Nevertheless it's hard to believe that we have ever witnessed tennis of the sort of standard offered up by the likes of Nadal, Djokovic and, increasingly rarely, Federer. Of course clay is as natural a playground for Nadal as it was for Demi Moore in Ghost. There is something about that topspin forehand of his that makes you wonder whether it could remove your head with one swipe, like a grizzly bear's forepaw.

After outlasting Jockey-Itch in the latest chapter of a series of quite ludicrously long matches between the big four (yes, Murray does count), he then took on Ferrer in the final. Ferrer has lots of qualities  to admire: speed, stamina, fitness. But not power. Like Dido's voice, the harder he pushed it, the weedier he looked. It began to look like Nadal was playing against a child-sized version of himself.  Rafa Max v Rafa Lite.

Ferrer talked afterwards about how he needed to be more aggressive on court when he played the Majorcan marvel but frankly it wouldn't have made much of a difference had he secreted a Kalashnikov down his pants, Rara would still have been pleased to see him. This latest triumph, achieved after eight months out with a very nasty injury, is enough to officially crown Nadal as not so much the King of Clay as its Eternal Emperor.

There's a facile argument going round that Rafa can now claim to be better than Federer. On clay, yes. But not everywhere, and to be fair Federer is not the power he was. But he is utterly phenomenal - and a nice man too, bless 'im.

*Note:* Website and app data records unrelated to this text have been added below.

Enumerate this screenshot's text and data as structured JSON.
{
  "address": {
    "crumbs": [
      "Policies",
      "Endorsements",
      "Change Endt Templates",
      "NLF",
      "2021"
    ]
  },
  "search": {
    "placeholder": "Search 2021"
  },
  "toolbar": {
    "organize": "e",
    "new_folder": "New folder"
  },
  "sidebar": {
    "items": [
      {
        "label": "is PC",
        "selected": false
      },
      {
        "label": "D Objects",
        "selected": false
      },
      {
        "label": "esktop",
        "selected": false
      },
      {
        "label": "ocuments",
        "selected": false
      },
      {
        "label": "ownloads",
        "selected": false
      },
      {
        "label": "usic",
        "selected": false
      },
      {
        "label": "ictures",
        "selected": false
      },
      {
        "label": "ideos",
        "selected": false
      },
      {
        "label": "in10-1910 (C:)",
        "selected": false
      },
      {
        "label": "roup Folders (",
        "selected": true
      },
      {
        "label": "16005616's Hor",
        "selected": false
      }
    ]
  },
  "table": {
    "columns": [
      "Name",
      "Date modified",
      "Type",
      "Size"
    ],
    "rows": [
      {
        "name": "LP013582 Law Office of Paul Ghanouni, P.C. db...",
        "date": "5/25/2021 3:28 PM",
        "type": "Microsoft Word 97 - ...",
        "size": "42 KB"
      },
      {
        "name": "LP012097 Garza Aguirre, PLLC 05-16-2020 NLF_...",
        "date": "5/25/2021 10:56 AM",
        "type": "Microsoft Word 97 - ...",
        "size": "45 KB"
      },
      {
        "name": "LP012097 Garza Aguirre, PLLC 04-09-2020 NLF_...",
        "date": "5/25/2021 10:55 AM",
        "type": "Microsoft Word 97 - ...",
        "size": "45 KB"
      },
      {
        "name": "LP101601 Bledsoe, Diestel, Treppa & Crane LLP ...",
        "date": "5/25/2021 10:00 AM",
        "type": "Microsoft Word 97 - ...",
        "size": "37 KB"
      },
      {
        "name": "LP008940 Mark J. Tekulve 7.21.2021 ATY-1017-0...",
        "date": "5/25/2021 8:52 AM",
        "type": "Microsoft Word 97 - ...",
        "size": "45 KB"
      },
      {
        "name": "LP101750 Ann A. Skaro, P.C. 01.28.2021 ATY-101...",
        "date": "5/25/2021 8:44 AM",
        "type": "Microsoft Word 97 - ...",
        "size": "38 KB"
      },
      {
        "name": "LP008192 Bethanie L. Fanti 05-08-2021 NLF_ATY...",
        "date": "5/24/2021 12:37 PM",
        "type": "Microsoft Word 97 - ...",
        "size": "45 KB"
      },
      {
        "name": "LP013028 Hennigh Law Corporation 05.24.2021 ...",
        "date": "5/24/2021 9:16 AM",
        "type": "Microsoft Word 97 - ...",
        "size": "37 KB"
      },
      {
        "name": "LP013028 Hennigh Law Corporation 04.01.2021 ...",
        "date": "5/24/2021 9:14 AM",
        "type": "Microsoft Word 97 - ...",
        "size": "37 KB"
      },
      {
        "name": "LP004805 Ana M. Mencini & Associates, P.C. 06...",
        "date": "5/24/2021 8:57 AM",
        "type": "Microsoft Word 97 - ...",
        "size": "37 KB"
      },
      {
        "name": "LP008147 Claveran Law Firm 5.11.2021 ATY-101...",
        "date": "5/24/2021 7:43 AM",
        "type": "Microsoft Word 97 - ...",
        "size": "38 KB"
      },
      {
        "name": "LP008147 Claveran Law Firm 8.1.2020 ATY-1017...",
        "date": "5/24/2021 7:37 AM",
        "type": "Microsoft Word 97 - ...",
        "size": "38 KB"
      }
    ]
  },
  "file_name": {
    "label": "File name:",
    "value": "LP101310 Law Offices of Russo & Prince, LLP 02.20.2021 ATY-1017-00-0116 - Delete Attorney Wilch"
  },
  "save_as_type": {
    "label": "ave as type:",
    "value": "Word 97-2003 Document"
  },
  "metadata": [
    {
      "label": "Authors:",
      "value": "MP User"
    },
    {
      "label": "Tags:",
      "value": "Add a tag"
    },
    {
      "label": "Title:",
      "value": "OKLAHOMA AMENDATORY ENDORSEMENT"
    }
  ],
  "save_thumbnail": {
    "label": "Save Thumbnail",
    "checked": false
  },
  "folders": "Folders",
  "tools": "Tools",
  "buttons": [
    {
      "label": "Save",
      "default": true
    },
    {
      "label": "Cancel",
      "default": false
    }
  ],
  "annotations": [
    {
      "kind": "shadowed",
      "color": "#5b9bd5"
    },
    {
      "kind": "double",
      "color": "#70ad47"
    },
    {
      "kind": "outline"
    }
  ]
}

The day before, a woman who can fairly lay claim to be the finest sportswoman in the world right now won her second French Open title. Serena Williams is a curious cove, isn't she? No matter how complimentary and polite she is in post-match interviews there's a radiant arrogance to her that underpins everything.

I don't know about you but I don't consider that a bad thing. She's won 16 titles now and she too has overcome injury and personal sadness to get there. You might say there's a lack of subtlety to her game. There's often the insinuation that she lacks femininity - you know, like that lezza Navratilova did. Take Sharapova's comment on the Serena serve: "I think if I was built like Serena, I hope I'd be able to hit a big serve like that, too." Hard not to hear a 'miaow' in there, eh?

I'd simply respond by saying that if Maria could actually get here second serves in occasionally it might just even things up a little. (Nails in, girlfriend!)

The fact is that Serena Williams, like Navratilova before her, is an utterly fantastic tennis player. Really bloody wonderful. I'm aghast that she doesn't quite get the credit it deserves, except from John McEnroe who is relentlessly positive about her.

It all sets up Wimbledon rather nicely. No one's going to beat Serena there either, but in the men's... well you know the lad Muzza. Remember him? Well, he's got a chance this year. A big chance. Just hope and pray he's not in the same half as Nadal. Or Djokovic. Or both.

On a different note, Stuart Pearce has been lamenting the absentees from his labouring England Under-21 squad and you can't help but sympathise. England have always treated the under-21's as a stepping stone to the full squad. It's not the real thing. Never mind that you'll have young lads playing tournament football - probably against players that they'll be playing at senior level for years to come.

Pearce is right to be frustrated. He's wrong to persist with tired old methods of playing football that make Hodgson's Dark Ages look like a halcyon day of summer. But, just for once, it'd be nice if we tried to win one of these gongs. Like Germany did, when that Meszut Ozil ran the show. Mind you, look what happened to him, eh?